WHAT YOU SHOULD DO: Wherever the string "Café" shows up in the records below, return that line.

PROVIDED DATA:
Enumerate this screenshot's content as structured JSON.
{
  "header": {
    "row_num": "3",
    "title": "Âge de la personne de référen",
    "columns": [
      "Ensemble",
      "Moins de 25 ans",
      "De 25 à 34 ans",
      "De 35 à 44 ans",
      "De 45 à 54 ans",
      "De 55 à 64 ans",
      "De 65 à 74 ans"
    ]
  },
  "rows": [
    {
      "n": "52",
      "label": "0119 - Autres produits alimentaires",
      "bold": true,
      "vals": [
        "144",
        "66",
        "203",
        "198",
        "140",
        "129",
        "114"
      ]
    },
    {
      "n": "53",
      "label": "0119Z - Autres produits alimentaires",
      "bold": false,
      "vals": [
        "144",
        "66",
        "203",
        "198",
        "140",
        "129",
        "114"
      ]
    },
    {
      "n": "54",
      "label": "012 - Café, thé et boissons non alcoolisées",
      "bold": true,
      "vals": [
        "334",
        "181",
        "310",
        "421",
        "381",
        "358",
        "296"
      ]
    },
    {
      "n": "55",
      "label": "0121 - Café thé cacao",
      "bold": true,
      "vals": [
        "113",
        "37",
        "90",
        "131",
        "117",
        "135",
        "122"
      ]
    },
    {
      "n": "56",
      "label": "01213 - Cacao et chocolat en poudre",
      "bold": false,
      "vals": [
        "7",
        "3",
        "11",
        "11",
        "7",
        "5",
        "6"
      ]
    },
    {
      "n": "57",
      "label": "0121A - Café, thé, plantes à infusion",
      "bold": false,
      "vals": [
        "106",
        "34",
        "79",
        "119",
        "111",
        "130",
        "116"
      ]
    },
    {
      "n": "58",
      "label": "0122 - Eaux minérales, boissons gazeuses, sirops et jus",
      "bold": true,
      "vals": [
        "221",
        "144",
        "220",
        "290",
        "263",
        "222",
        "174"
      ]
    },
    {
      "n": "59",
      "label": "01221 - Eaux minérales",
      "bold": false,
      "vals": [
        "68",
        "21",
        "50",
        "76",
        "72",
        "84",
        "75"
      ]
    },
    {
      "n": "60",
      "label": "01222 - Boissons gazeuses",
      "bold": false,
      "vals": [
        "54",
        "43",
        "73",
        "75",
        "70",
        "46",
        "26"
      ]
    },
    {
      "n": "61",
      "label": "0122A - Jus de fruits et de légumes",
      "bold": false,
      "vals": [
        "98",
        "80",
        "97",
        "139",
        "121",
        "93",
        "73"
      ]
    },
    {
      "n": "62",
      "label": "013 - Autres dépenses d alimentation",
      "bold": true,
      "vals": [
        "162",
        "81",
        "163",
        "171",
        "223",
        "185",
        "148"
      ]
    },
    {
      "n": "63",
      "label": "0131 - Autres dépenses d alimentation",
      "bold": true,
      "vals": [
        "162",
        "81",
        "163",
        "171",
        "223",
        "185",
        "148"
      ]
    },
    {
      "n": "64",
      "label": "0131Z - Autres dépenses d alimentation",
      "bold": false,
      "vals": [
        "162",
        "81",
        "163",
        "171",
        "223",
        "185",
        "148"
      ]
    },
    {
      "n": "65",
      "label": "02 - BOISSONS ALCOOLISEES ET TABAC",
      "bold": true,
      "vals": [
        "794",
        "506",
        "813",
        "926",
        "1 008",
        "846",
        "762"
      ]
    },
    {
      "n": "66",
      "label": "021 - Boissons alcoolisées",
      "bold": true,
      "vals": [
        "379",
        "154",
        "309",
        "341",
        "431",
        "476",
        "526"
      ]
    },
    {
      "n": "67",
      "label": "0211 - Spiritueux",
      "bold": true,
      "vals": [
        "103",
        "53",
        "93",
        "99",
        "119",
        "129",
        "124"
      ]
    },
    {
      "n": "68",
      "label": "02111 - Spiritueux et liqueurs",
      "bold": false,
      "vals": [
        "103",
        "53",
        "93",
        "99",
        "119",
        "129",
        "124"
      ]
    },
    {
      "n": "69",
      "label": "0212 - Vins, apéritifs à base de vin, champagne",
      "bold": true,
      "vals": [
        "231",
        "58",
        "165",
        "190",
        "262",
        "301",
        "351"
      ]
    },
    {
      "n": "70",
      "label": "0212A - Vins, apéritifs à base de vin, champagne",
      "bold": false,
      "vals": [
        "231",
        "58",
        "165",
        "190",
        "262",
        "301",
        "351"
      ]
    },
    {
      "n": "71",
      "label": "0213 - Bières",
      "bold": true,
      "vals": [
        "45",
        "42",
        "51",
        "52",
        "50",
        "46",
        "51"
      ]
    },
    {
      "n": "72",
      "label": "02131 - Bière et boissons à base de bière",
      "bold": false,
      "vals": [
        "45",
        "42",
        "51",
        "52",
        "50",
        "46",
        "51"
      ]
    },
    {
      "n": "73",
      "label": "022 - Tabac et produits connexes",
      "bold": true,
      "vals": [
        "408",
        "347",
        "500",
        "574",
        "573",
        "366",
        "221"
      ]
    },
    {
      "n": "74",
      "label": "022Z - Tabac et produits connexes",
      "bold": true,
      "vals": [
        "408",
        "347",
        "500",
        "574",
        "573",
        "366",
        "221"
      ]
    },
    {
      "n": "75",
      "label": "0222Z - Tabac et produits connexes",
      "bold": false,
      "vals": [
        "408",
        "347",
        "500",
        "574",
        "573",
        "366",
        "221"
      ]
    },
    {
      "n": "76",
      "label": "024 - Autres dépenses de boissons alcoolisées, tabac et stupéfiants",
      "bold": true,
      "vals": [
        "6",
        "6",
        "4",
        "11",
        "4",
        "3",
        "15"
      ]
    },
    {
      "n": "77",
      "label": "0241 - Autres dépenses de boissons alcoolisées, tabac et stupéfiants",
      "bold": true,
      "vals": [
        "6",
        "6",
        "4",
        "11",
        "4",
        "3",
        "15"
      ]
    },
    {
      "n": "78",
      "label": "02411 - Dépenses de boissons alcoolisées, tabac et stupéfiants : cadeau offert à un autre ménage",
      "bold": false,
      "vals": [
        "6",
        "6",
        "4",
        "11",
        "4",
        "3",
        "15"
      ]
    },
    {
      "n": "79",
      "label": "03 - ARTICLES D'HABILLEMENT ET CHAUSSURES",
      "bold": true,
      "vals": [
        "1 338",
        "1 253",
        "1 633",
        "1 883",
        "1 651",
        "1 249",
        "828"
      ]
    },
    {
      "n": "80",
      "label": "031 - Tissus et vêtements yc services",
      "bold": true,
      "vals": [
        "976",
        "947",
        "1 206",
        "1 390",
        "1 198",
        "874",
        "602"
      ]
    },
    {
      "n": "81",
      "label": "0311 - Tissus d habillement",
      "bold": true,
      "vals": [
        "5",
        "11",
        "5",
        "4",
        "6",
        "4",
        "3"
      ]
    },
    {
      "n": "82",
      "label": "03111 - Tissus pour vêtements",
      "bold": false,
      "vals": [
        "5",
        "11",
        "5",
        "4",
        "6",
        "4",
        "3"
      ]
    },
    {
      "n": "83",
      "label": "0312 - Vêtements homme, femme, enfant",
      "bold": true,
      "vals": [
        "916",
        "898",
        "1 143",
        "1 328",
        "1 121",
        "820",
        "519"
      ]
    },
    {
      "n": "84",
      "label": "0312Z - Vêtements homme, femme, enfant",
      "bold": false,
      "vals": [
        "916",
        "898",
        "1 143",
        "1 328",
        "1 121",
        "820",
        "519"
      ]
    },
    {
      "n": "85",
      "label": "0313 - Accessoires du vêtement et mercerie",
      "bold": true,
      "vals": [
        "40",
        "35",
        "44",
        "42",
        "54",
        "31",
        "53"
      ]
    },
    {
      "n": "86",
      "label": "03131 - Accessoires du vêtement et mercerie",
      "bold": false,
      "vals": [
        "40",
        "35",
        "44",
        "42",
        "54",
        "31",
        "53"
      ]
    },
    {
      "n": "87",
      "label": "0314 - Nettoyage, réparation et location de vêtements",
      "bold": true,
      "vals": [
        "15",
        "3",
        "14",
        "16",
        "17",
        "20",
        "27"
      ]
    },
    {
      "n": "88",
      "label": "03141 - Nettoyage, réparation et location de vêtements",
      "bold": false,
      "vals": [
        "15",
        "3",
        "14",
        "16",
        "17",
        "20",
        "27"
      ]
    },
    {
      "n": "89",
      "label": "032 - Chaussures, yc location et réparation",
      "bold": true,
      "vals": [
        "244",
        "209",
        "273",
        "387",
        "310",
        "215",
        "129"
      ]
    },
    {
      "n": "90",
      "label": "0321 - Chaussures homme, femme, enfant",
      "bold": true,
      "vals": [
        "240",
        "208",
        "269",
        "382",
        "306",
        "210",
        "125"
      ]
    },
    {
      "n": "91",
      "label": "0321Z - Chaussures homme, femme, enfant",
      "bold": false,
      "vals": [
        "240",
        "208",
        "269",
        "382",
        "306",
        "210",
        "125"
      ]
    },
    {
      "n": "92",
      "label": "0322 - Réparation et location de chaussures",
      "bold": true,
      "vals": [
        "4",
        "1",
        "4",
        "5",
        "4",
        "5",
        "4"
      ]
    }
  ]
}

YOUR RESPONSE:
      "label": "012 - Café, thé et boissons non alcoolisées",
      "label": "0121 - Café thé cacao",
      "label": "0121A - Café, thé, plantes à infusion",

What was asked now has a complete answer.